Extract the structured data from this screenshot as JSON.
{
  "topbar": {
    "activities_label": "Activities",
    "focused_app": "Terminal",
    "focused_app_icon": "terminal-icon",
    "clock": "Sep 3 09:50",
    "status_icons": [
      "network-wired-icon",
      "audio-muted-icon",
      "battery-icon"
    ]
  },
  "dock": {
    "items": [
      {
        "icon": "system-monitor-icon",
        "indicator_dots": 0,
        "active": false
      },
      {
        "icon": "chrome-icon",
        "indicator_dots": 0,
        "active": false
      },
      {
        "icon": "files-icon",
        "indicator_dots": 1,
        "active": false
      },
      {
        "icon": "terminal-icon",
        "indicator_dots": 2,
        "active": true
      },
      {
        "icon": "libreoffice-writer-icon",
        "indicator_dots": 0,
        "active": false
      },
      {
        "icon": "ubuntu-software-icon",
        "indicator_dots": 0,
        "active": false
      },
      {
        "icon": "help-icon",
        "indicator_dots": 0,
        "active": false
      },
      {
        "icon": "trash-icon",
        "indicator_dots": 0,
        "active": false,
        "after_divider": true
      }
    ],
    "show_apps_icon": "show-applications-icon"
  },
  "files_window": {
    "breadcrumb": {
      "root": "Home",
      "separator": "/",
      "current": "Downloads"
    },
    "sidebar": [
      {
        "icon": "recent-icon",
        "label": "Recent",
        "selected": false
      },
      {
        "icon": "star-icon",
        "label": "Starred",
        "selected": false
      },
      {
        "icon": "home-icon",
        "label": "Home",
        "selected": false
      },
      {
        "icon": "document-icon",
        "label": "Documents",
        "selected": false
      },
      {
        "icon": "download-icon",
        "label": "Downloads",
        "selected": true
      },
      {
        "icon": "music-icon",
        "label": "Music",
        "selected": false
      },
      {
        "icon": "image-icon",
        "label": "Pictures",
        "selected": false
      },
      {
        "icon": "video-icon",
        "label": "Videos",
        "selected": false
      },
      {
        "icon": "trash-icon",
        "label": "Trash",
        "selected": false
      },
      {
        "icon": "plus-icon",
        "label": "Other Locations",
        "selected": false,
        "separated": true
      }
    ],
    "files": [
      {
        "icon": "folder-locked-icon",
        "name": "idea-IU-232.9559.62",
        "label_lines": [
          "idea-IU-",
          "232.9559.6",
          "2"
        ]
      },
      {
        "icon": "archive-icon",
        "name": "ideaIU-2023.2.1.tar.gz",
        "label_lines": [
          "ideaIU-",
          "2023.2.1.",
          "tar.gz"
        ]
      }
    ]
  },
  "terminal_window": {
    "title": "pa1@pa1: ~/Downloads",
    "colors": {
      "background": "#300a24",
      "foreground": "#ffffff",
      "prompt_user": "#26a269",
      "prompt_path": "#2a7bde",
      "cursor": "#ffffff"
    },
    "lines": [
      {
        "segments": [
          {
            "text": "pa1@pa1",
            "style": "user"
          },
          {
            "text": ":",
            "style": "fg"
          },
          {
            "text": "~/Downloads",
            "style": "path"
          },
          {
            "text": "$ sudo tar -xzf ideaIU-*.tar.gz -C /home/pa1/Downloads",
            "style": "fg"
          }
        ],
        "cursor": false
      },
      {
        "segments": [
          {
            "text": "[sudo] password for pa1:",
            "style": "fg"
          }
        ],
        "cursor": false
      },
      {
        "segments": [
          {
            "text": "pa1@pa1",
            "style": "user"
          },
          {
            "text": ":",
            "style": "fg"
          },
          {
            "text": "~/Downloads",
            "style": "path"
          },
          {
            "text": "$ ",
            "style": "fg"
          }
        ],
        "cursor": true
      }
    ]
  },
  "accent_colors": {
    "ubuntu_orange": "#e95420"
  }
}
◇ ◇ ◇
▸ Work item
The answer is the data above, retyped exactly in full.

▸ Solution for this problem
Extract the structured data from this screenshot as JSON.
{
  "topbar": {
    "activities_label": "Activities",
    "focused_app": "Terminal",
    "focused_app_icon": "terminal-icon",
    "clock": "Sep 3 09:50",
    "status_icons": [
      "network-wired-icon",
      "audio-muted-icon",
      "battery-icon"
    ]
  },
  "dock": {
    "items": [
      {
        "icon": "system-monitor-icon",
        "indicator_dots": 0,
        "active": false
      },
      {
        "icon": "chrome-icon",
        "indicator_dots": 0,
        "active": false
      },
      {
        "icon": "files-icon",
        "indicator_dots": 1,
        "active": false
      },
      {
        "icon": "terminal-icon",
        "indicator_dots": 2,
        "active": true
      },
      {
        "icon": "libreoffice-writer-icon",
        "indicator_dots": 0,
        "active": false
      },
      {
        "icon": "ubuntu-software-icon",
        "indicator_dots": 0,
        "active": false
      },
      {
        "icon": "help-icon",
        "indicator_dots": 0,
        "active": false
      },
      {
        "icon": "trash-icon",
        "indicator_dots": 0,
        "active": false,
        "after_divider": true
      }
    ],
    "show_apps_icon": "show-applications-icon"
  },
  "files_window": {
    "breadcrumb": {
      "root": "Home",
      "separator": "/",
      "current": "Downloads"
    },
    "sidebar": [
      {
        "icon": "recent-icon",
        "label": "Recent",
        "selected": false
      },
      {
        "icon": "star-icon",
        "label": "Starred",
        "selected": false
      },
      {
        "icon": "home-icon",
        "label": "Home",
        "selected": false
      },
      {
        "icon": "document-icon",
        "label": "Documents",
        "selected": false
      },
      {
        "icon": "download-icon",
        "label": "Downloads",
        "selected": true
      },
      {
        "icon": "music-icon",
        "label": "Music",
        "selected": false
      },
      {
        "icon": "image-icon",
        "label": "Pictures",
        "selected": false
      },
      {
        "icon": "video-icon",
        "label": "Videos",
        "selected": false
      },
      {
        "icon": "trash-icon",
        "label": "Trash",
        "selected": false
      },
      {
        "icon": "plus-icon",
        "label": "Other Locations",
        "selected": false,
        "separated": true
      }
    ],
    "files": [
      {
        "icon": "folder-locked-icon",
        "name": "idea-IU-232.9559.62",
        "label_lines": [
          "idea-IU-",
          "232.9559.6",
          "2"
        ]
      },
      {
        "icon": "archive-icon",
        "name": "ideaIU-2023.2.1.tar.gz",
        "label_lines": [
          "ideaIU-",
          "2023.2.1.",
          "tar.gz"
        ]
      }
    ]
  },
  "terminal_window": {
    "title": "pa1@pa1: ~/Downloads",
    "colors": {
      "background": "#300a24",
      "foreground": "#ffffff",
      "prompt_user": "#26a269",
      "prompt_path": "#2a7bde",
      "cursor": "#ffffff"
    },
    "lines": [
      {
        "segments": [
          {
            "text": "pa1@pa1",
            "style": "user"
          },
          {
            "text": ":",
            "style": "fg"
          },
          {
            "text": "~/Downloads",
            "style": "path"
          },
          {
            "text": "$ sudo tar -xzf ideaIU-*.tar.gz -C /home/pa1/Downloads",
            "style": "fg"
          }
        ],
        "cursor": false
      },
      {
        "segments": [
          {
            "text": "[sudo] password for pa1:",
            "style": "fg"
          }
        ],
        "cursor": false
      },
      {
        "segments": [
          {
            "text": "pa1@pa1",
            "style": "user"
          },
          {
            "text": ":",
            "style": "fg"
          },
          {
            "text": "~/Downloads",
            "style": "path"
          },
          {
            "text": "$ ",
            "style": "fg"
          }
        ],
        "cursor": true
      }
    ]
  },
  "accent_colors": {
    "ubuntu_orange": "#e95420"
  }
}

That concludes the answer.